    Whodunnit?, written by Alan Radnor, introduction by Jon Pertwee (or at least credited to him), based on the Thames Television series devised by Lance Percival and Jeremy Lloyd.

    An ITV/Arrow Book (75p), ISBN 0 09 919070 2

    And there you are.

    Funny - lately I've been looking at a number of British game panels on YouTube, with some emphasis on Blankety Blank.
    I grew up in the '60s and '70s watching the US original, Match Game, which ran daily for the better part of twenty years.
    Actually, it didn't adopt the format we all know until the mid-'70s, with the panel full of celebrities and the double-entendre questions; by that time, the anchor panelists came to be Broadway star Charles Nelson Reilly, actress Brett Somers (Mrs. Jack Klugman), and Richard Dawson (when Diana Dors broke up their marriage, the US got custody of him; he went on to be a Game Show Luminary - but that's another story ...).
    I see, from reading the late Leslie Halliwell's reference books, that the British seem to share an attitude with Americans toward celebrities whom appear a lot on panel games: " ... famous for being famous ..." is the well-worn phrase. Your comments would be appreciated here.

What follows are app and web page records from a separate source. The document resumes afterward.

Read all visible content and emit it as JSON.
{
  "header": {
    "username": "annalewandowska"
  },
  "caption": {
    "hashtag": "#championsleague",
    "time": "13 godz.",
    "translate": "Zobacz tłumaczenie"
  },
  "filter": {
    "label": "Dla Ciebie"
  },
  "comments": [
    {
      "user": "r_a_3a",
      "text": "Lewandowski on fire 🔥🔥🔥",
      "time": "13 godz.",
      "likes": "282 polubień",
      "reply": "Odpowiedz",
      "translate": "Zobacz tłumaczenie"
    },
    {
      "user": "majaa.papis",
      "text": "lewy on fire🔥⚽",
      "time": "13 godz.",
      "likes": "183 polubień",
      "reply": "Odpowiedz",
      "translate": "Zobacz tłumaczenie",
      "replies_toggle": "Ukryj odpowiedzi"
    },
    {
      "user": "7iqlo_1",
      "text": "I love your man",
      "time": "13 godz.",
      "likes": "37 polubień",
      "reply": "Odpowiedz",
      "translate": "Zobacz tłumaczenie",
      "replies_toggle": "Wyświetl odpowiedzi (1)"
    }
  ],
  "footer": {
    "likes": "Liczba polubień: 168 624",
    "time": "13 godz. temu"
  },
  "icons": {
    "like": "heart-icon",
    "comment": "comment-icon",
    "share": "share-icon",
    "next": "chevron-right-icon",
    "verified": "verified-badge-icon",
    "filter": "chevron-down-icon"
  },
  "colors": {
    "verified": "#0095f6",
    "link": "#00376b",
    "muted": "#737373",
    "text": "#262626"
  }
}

    1. Mike, thank you very much for this info.
      The only thing is I'm going to spend the whole day with the rheme to Blankety Blank going through my head!

    2. Mike, thank you very much for this info.
      The only thing is I'm going to spend the whole day with the rheme to Blankety Blank going through my head!

  3. John:

    If it's any consolation, I've always had the same problem with Match Game's theme - even more so now that the ABC network's brought it back in prime time ...


Post a Comment

Thank you for commenting! All comments are moderated so won't show up immediately.